The Archaeology Channel (TAC) is a streaming media website brought to you by Archaeological Legacy Institute (ALI). ALI is a nonprofit organization devoted to nurturing and bringing attention to the human cultural heritage, by using media in the most efficient and effective ways possible.
What We Do
To pursue our mission and realize our goals, ALI is involved with a number of existing and planned initiatives and activities.
- We use media to communicate our message by means of The Archaeology Channel (films, news, commentary, interactive programs, etc.), social media and other online and cable TV venues, special film screening events, partnerships with film and program producers, in-house video and audio production, and our annual international film competition.
- We promote archaeology in education through the development and implementation of school curricula, teacher training, exhibits and programs for the public, our annual conference on cultural heritage film, and training and degree programs for archaeologists and archaeological technicians.
- We partner with indigenous peoples through media programming, research projects, scholarship awards, assistance with cultural resource programs, and museum exhibits and programs.
- We are planning publications, including a peer-reviewed journal; conversion of contract reports into monographs in print, on CD, and online; a news service for newspapers, magazines, radio and TV stations; and the promotion of literature intended for a lay audience.
Why We Were Founded
ALI is an independent, nonprofit, tax-exempt (501[c]), research and education corporation registered in Oregon in 1999. Recognizing that the archaeological record is the legacy of all human beings and dedicated to bringing the benefits of archaeology to a wider constituency, ALI was founded to address a number of critical issues now facing archaeology and its potential beneficiaries:
- Damage to archaeological sites is taking place at an alarming rate. Support for preservation programs could be enhanced by using modern communications technology to inform the public that their archaeological legacy is seriously endangered.
- Despite many millions of public and private dollars spent annually, the poor availability of project reports (the "gray literature"), written mainly to satisfy minimum government requirements, inhibits both research progress and popular support for archaeology.
- Too little is written for an information-hungry public by professionals, who receive few incentives for such activity.
- Interested and normally honest lay people, far more numerous than professional archaeologists, often have extensive knowledge of archaeological sites and artifacts that they will not share with professionals for fear of being accused of misdeeds.
- Media news items, seldom prepared by archaeologists themselves (who are busy doing research, teaching, or meeting clients' needs), are frequently shallow, inaccurate, and incomplete.
- Despite decades of objection, indigenous peoples, whose past is often the subject of archaeological study, still have too little voice in conduct of research, share too few of its benefits, and consequently often do not support studies that could improve knowledge and appreciation for their cultural heritage.
- School curricula that could employ archaeological knowledge to help inform future adults about their place in history and relations with other peoples typically offer only cursory coverage of archaeology.
- Archaeological research itself, particularly fieldwork, is still largely conducted in habitual and cost-inefficient ways that would be greatly improved by the focused application of modern technologies.
Our Original Mission Statement
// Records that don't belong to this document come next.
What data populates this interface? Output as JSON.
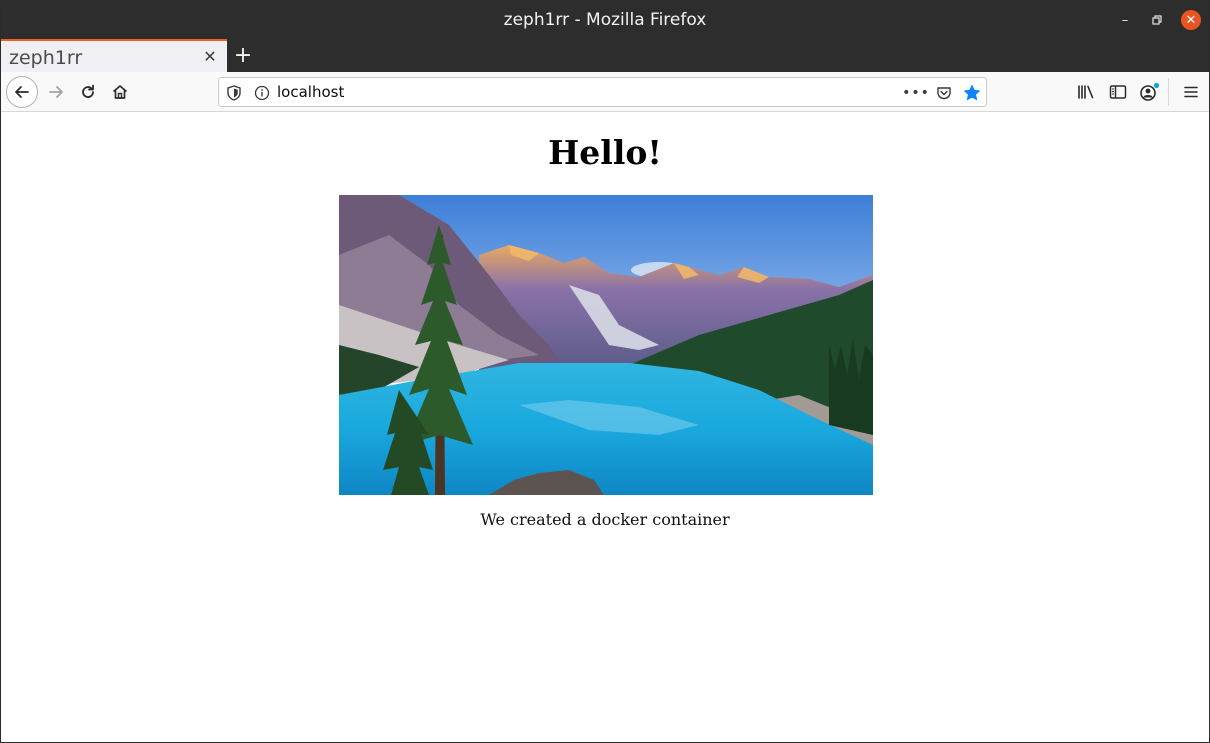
{
  "window": {
    "title": "zeph1rr - Mozilla Firefox",
    "controls": {
      "minimize": "–",
      "maximize": "▫",
      "close": "✕"
    }
  },
  "tabs": [
    {
      "label": "zeph1rr",
      "close": "✕"
    }
  ],
  "new_tab": "+",
  "navbar": {
    "url": "localhost",
    "more": "•••"
  },
  "page": {
    "heading": "Hello!",
    "image_alt": "mountain lake landscape",
    "caption": "We created a docker container"
  },
  "colors": {
    "tab_accent": "#e96221",
    "close_button": "#e95420",
    "bookmark_star": "#0a84ff"
  }
}
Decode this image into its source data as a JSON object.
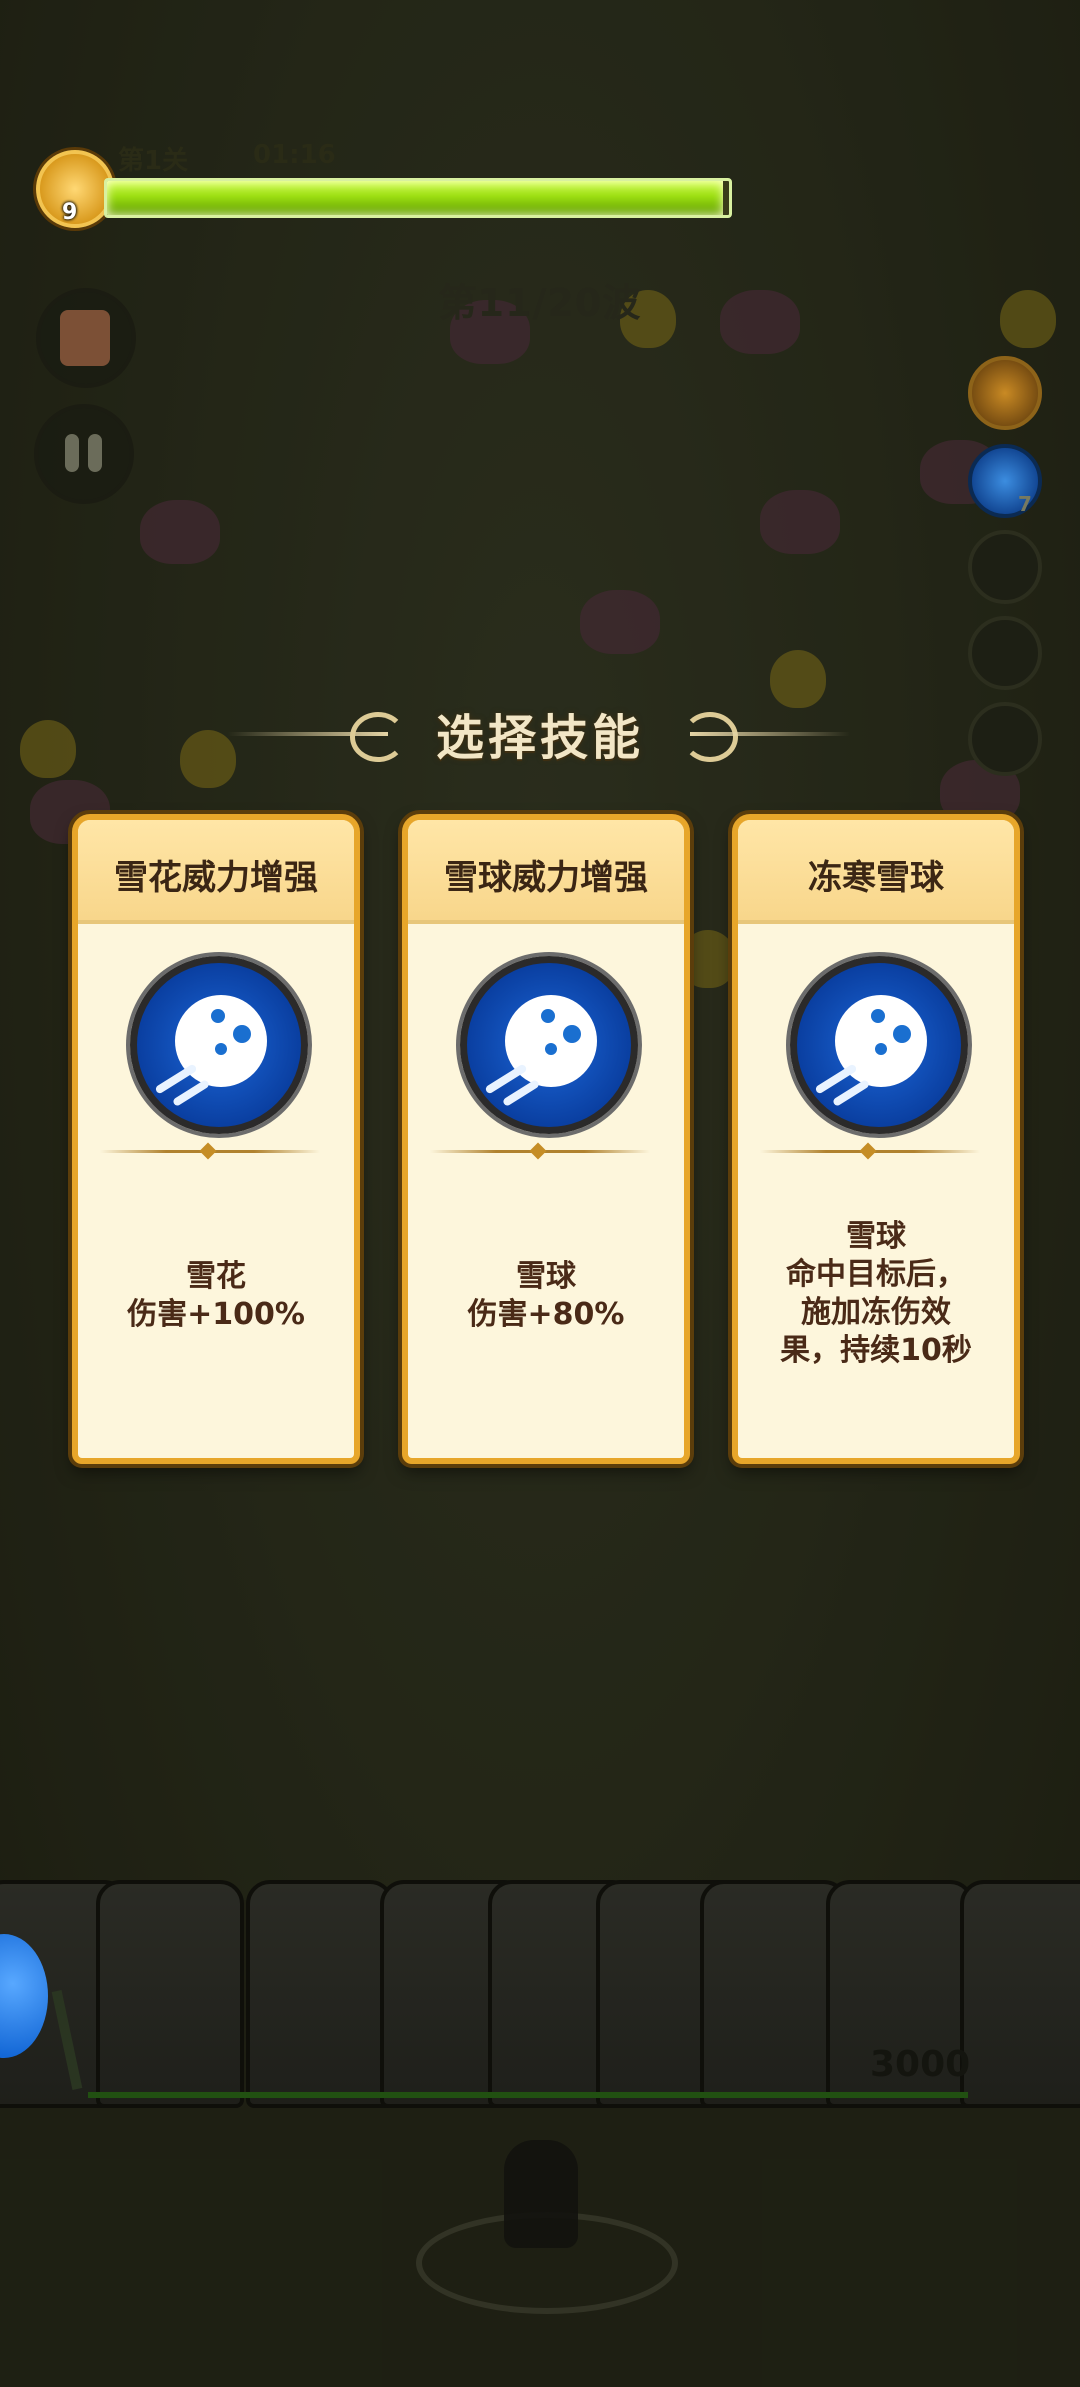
{
  "hud": {
    "level_number": "9",
    "stage_label": "第1关",
    "timer": "01:16",
    "progress": 0.99,
    "wave_label": "第11/20波"
  },
  "side_slots": {
    "count_label": "7"
  },
  "wall": {
    "hp_value": "3000"
  },
  "skill_select": {
    "title": "选择技能",
    "cards": [
      {
        "title": "雪花威力增强",
        "icon": "snowball-icon",
        "desc_lines": [
          "雪花",
          "伤害+100%"
        ]
      },
      {
        "title": "雪球威力增强",
        "icon": "snowball-icon",
        "desc_lines": [
          "雪球",
          "伤害+80%"
        ]
      },
      {
        "title": "冻寒雪球",
        "icon": "snowball-icon",
        "desc_lines": [
          "雪球",
          "命中目标后，",
          "施加冻伤效",
          "果，持续10秒"
        ]
      }
    ]
  },
  "colors": {
    "card_border": "#e7a62a",
    "card_bg": "#fdf6dc",
    "progress_fill": "#9cde12",
    "icon_blue": "#0a3fa1"
  }
}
The mission of ALI is to develop ways to make archaeology more effective both in gathering important information about past human lifeways and in delivering that information to the public and the profession. A fundamental postulate is that archaeology has important messages to deliver accurately and completely to people worldwide about our origins and development as a species and that among these messages are those about mistakes we have made in the past and must not make in the future. In essence, ALI is devoted to archaeological research and its contributions to science and to humanity. In the furtherance of this mission, ALI, its associates, and its employees adhere to the Principles of Archaeological Ethics promulgated by the Society for American Archaeology.